On Wednesday, the union that represents some 60,000 film and television workers set a strike deadline of Monday at 12:01 a.m., putting pressure on producers to get a deal done and avoid shutdown of many Hollywood films and television shows, many of which are filmed in the Antelope Valley.
Matthew Loeb, the president of the International Alliance of Theatrical Stage Employees (IATSE), announced that unless an agreement is reached, union members will begin a nationwide strike against the Alliance of Motion Pictures and Television Producers (AMPTP) on Monday.
Loeb said the union will continue bargaining with the producers this week to reach agreements that address core issues, such as reasonable rest periods, meal breaks, and a living wage for those on the bottom of the wage scale. Loeb said the pace of bargaining doesn’t reflect “any sense of urgency” by AMPTP.

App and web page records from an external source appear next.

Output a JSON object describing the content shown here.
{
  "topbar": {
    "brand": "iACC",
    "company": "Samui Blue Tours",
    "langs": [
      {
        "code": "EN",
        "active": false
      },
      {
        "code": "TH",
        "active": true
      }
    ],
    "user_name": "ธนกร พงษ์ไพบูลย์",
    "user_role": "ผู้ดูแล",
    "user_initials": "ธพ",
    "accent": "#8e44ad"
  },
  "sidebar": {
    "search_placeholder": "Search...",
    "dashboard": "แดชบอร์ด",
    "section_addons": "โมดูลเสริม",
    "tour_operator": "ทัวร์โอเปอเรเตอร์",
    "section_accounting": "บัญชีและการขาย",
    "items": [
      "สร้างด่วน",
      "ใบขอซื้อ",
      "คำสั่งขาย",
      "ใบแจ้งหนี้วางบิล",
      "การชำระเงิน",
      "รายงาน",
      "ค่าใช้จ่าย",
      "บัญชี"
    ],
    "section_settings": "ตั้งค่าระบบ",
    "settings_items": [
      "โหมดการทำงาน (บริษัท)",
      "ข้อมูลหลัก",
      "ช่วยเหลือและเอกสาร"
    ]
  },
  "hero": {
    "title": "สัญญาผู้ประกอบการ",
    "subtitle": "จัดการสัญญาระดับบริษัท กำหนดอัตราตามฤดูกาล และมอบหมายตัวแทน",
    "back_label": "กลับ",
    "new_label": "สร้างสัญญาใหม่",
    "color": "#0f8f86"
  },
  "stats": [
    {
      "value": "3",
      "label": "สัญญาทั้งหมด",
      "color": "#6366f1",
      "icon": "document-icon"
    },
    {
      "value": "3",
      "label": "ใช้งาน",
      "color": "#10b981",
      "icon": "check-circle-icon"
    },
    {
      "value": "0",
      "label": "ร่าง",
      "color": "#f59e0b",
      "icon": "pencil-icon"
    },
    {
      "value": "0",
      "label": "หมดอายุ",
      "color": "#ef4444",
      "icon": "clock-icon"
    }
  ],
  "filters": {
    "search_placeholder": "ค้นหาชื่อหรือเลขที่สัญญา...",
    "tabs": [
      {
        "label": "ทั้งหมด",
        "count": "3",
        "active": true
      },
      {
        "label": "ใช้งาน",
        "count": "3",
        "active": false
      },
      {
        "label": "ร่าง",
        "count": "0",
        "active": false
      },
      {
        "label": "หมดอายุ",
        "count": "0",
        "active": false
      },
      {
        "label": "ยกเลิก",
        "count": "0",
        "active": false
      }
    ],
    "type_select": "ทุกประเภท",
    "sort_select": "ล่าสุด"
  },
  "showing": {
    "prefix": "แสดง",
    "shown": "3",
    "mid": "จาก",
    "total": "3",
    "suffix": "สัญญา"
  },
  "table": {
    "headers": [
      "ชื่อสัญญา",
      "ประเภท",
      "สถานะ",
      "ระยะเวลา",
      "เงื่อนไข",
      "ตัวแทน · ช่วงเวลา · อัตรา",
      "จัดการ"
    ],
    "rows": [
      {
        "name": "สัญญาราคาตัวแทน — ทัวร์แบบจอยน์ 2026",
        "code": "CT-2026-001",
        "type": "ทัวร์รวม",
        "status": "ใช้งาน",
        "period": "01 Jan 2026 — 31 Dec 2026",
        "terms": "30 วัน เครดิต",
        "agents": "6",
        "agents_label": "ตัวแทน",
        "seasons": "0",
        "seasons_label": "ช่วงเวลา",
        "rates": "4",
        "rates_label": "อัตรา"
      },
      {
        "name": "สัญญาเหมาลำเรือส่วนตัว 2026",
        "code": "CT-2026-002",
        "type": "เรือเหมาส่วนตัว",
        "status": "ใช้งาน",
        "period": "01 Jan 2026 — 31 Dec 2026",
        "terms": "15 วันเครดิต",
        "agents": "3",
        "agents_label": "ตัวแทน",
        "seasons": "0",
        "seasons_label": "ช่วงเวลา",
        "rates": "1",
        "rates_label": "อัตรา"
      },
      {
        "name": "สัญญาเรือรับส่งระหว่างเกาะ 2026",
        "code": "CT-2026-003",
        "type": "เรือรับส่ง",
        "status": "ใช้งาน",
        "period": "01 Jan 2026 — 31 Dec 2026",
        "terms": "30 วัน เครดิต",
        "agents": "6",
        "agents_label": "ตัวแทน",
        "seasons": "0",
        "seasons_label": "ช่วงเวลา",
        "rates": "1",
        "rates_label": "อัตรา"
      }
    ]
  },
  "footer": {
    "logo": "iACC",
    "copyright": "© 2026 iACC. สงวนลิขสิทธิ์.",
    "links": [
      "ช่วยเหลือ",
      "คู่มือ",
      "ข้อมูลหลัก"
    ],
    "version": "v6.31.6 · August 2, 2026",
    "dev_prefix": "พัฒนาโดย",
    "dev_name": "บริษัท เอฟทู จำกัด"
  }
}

IATSE members who work in television and film production at 36 IATSE local unions across the country—including 13 on the West Coast—voted over the weekend of Oct. 1-3 to authorize the union’s president to call a strike if contract talks didn’t result in a new contract for the 60,000 film and television workers.

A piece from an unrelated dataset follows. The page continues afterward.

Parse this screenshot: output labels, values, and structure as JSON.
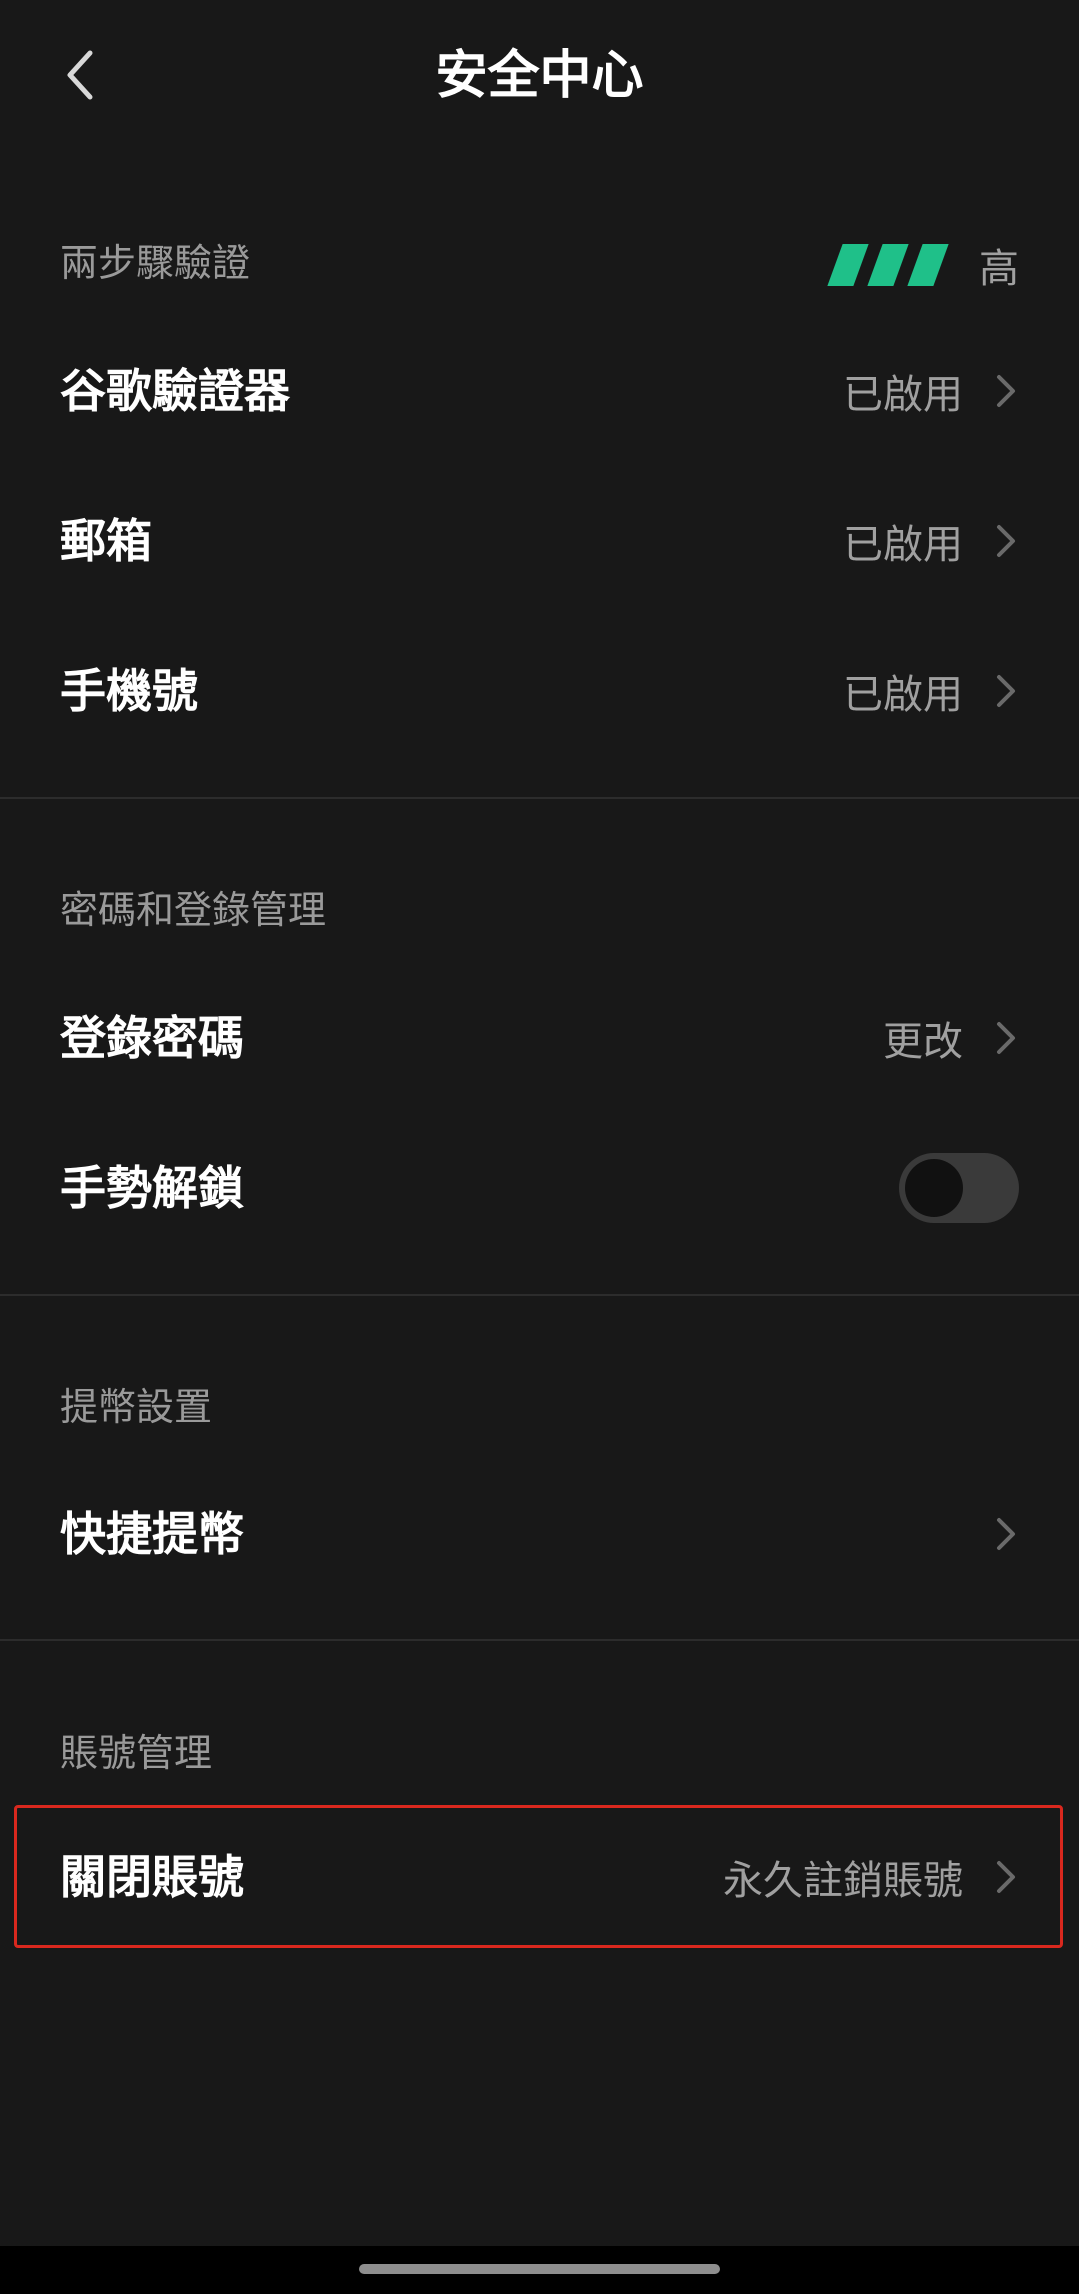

The union represents “below the line” workers such as production and department coordinators, writers’ assistants, cinematographers, costumers, grips, script supervisors, technicians, designers and others.

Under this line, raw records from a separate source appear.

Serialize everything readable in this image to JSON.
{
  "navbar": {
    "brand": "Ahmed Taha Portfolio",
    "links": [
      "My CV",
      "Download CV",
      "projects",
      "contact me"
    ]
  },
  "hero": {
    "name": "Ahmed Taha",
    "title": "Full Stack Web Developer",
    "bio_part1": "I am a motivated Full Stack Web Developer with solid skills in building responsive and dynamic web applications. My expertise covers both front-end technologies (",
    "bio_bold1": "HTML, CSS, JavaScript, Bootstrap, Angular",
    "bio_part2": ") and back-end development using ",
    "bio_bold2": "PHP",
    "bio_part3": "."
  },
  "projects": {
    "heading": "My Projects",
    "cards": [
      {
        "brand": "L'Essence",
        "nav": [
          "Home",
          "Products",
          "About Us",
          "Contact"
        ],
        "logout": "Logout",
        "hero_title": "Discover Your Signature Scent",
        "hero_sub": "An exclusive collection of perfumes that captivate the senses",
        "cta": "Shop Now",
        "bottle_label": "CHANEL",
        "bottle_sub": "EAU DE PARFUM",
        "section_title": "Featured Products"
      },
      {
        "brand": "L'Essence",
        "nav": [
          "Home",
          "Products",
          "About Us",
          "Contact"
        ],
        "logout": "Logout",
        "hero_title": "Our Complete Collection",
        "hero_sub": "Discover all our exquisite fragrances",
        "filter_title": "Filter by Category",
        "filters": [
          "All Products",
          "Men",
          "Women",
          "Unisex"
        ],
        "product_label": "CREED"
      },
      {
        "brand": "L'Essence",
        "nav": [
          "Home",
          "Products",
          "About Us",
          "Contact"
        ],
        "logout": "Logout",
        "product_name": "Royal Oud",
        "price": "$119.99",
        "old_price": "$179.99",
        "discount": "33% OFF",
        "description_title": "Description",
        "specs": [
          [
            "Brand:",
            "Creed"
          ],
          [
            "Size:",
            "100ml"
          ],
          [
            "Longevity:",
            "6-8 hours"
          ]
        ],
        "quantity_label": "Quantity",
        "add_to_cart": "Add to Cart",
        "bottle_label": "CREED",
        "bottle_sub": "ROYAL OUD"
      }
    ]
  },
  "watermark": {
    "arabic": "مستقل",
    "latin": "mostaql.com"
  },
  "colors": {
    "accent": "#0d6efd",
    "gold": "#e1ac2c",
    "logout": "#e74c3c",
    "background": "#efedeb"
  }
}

Earlier this month, Rep. Adam Schiff (CA-28), and Sen. Alex Padilla (D-California), joined with 118 U.S. senators and House members in sending a letter to the AMPTP, urging the association to negotiate collaboratively and in good faith.